After a solid period of growth in the 2010s, Zambia experienced a deceleration generated by deteriorating confidence, a worsening business environment, growing authoritarian/nationalistic tendencies by the government and, very significantly, consistent fiscal deterioration. Heavy external borrowing, coupled with an extremely poor efficiency rate and a lack of real political commitment to fiscal sustainability, finally resulted in a sovereign default in 2020. This has yet to be fully worked through, although a change of government, sustained austerity, and a much more constructive approach to reform and credibility are laying the foundation for a medium-term recovery of the economy.
From a relative asset class performance perspective, there are a few elements to highlight:
- Figure 1 shows how relative asset class performances in Zambian kwacha (ZMK) have largely been a wash on a cumulative basis since 2014.
- Figure 2 highlights that the notable exception has been the empirical performance of a persistent allocation to short-dated local Zambian bonds. There are a few contributing factors here. The most important was the explicit and forthright rejection of the debt restructuring of domestic currency sovereign bonds, despite domestic Treasury bonds comprising c. 30% of the total public debt stock. This allowed for a substantial re-rating of local bonds, producing a much steeper yield curve than before. But it’s really been high real rates for sovereign borrowing in kwacha that have served short-dated exposures particularly well. Indeed, between 2015 and December 2023, real yields here averaged over 10% – with minimal duration risk, and mostly quite slim term premia in Zambia in the past. This has proven an especially potent combination to ensure a persistent, steady compounder in domestic terms.
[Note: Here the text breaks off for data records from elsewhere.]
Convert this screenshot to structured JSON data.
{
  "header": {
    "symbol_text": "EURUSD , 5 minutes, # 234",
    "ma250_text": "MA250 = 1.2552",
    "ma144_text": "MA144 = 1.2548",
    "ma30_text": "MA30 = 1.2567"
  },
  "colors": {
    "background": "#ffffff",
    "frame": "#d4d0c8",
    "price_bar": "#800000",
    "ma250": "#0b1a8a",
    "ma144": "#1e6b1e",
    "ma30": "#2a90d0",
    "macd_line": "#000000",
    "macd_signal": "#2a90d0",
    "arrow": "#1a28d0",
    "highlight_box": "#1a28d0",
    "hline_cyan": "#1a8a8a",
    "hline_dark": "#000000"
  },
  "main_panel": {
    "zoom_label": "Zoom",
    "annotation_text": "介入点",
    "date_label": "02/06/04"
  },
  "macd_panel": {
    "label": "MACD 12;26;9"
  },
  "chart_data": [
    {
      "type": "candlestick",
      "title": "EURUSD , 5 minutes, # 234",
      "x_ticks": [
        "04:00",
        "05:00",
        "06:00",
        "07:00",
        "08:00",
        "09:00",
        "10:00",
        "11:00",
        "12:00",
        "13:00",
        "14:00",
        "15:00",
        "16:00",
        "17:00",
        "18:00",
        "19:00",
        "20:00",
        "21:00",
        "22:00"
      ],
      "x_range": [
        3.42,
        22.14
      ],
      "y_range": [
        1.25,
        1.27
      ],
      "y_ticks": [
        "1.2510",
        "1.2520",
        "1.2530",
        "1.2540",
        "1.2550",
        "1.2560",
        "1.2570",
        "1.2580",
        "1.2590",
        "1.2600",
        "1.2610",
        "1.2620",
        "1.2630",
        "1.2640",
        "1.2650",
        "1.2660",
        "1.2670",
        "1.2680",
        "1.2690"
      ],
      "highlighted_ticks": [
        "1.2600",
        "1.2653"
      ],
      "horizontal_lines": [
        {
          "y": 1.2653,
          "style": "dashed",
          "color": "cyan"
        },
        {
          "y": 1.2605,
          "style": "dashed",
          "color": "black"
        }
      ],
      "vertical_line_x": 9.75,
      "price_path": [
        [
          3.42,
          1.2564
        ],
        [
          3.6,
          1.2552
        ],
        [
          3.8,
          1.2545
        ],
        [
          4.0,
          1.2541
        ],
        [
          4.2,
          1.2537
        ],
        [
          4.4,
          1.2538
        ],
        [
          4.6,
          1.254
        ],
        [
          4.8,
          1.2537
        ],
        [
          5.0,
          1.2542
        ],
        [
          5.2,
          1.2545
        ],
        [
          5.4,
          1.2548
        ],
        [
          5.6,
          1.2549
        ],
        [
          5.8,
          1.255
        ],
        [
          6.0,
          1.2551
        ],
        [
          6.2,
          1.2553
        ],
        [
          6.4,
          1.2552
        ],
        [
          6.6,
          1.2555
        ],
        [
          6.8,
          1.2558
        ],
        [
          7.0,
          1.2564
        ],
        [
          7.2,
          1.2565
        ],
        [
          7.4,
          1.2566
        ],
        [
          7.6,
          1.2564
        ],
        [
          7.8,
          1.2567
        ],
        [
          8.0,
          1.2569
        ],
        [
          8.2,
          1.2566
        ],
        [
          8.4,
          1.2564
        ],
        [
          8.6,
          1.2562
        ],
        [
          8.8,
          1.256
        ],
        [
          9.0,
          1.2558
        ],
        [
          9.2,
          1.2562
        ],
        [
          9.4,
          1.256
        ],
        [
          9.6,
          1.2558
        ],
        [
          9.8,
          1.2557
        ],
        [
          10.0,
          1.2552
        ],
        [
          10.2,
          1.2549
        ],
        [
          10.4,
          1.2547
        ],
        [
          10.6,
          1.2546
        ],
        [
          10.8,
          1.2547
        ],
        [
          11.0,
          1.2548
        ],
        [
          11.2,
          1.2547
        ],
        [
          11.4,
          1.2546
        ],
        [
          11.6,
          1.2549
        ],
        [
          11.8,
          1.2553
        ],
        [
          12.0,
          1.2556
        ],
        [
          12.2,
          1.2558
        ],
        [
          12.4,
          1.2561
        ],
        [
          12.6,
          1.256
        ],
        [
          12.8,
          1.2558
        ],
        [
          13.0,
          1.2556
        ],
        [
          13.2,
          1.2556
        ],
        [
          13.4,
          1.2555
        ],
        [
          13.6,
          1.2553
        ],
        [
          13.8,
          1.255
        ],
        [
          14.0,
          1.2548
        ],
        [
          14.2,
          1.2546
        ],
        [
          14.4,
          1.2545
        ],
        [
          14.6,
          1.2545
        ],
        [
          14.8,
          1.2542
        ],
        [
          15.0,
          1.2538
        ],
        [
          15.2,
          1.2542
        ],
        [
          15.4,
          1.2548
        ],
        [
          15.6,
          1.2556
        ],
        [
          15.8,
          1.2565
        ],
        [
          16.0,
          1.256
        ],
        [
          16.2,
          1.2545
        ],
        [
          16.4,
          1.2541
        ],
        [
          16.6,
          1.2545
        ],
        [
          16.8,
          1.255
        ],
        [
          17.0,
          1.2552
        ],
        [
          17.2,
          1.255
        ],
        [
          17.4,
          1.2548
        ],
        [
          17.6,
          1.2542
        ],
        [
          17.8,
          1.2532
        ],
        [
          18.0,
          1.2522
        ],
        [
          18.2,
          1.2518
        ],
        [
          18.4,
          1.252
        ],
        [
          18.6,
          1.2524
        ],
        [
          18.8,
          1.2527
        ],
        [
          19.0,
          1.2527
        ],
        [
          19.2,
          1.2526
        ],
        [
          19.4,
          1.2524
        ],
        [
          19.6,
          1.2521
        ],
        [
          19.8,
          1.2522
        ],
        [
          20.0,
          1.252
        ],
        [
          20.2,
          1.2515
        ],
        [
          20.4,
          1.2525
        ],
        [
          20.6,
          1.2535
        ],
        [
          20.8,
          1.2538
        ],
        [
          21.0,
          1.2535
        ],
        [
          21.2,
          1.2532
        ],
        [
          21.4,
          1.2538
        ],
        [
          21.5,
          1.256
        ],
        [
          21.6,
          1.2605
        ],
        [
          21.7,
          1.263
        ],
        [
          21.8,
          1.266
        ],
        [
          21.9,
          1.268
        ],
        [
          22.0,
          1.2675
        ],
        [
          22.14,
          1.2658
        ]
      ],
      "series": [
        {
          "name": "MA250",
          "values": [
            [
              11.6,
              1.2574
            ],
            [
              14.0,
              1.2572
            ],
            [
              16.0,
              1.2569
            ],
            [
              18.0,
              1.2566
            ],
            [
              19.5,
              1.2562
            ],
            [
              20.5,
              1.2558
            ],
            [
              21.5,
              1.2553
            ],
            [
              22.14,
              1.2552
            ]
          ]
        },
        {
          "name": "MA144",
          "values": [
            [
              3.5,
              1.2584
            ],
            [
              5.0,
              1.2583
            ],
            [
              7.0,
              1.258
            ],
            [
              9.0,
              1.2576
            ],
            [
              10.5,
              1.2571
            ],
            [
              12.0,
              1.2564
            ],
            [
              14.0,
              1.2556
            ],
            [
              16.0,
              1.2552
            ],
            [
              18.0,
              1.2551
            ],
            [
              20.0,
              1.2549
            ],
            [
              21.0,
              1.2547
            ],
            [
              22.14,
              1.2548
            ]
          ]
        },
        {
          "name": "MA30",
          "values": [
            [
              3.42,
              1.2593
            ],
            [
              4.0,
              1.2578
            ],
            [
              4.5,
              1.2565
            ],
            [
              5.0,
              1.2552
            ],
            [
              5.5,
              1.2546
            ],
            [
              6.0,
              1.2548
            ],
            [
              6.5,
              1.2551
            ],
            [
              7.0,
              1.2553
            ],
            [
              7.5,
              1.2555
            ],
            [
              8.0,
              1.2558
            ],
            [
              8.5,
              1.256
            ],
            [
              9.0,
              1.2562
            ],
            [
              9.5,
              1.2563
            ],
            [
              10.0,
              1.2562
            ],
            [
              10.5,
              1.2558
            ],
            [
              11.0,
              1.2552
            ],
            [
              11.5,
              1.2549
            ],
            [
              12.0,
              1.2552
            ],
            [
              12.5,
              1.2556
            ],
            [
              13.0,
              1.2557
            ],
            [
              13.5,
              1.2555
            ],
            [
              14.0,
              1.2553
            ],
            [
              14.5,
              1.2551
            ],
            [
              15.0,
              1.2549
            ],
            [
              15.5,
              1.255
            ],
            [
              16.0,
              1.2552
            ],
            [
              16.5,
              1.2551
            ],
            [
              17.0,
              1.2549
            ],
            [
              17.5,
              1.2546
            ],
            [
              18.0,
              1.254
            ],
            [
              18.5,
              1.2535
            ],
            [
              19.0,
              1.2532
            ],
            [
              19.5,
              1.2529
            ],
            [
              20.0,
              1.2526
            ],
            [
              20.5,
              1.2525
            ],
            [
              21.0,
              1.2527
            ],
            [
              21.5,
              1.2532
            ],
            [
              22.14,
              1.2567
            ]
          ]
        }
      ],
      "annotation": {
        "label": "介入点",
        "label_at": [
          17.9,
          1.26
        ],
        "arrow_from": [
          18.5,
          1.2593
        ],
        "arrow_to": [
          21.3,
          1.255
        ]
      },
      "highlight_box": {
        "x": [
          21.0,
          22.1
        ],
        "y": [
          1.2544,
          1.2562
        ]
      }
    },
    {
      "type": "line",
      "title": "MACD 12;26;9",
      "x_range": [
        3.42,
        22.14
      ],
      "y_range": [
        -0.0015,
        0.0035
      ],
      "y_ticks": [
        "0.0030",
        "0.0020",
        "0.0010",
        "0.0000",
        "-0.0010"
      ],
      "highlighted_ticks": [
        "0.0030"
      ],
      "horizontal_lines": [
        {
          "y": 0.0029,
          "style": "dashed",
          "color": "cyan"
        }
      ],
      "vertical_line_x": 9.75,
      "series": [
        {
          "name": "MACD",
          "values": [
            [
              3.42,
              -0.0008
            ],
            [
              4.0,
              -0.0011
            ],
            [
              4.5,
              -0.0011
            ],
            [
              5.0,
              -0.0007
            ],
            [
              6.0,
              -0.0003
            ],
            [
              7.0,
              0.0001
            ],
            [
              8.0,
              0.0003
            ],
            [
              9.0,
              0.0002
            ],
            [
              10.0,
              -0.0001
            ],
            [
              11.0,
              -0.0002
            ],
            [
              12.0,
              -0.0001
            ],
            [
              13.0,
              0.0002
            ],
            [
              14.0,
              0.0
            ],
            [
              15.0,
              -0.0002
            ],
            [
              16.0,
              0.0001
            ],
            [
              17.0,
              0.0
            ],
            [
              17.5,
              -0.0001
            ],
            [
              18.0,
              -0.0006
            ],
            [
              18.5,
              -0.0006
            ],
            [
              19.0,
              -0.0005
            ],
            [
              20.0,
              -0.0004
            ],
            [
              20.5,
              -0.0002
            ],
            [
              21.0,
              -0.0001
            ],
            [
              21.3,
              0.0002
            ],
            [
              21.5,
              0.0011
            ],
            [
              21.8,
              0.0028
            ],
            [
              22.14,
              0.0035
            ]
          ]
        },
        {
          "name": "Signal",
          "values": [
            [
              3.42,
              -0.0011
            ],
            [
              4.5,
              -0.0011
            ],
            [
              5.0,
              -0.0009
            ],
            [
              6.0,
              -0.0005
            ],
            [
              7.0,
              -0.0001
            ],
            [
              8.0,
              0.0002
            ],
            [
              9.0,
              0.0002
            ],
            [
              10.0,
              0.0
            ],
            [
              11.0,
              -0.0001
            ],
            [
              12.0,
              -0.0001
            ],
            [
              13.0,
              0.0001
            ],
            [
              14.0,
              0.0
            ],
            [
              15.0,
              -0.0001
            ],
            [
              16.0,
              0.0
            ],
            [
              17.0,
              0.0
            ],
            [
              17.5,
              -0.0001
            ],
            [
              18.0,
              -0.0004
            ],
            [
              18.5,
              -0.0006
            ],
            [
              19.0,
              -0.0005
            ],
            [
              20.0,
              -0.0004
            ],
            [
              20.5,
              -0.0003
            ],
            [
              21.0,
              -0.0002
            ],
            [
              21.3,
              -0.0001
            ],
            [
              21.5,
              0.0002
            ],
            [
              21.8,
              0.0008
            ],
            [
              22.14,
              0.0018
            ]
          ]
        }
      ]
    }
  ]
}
- Yet, the continued longevity of such a favourable absolute and relative outperformer is undoubtedly questionable. The high level of real rates in Zambia is appealing to a wide investor base – yet isn’t economically sustainable for an extended period. The curve has a much more normal shape now; hence long-dated Zambian sovereign exposure should provide a return pick-up over short-dated maturities over time. And, the avoidance of a domestic debt restructuring was essentially a windfall for Zambian bonds – much of the additional real bond performance over the entire holding period is a result of this favourable outcome.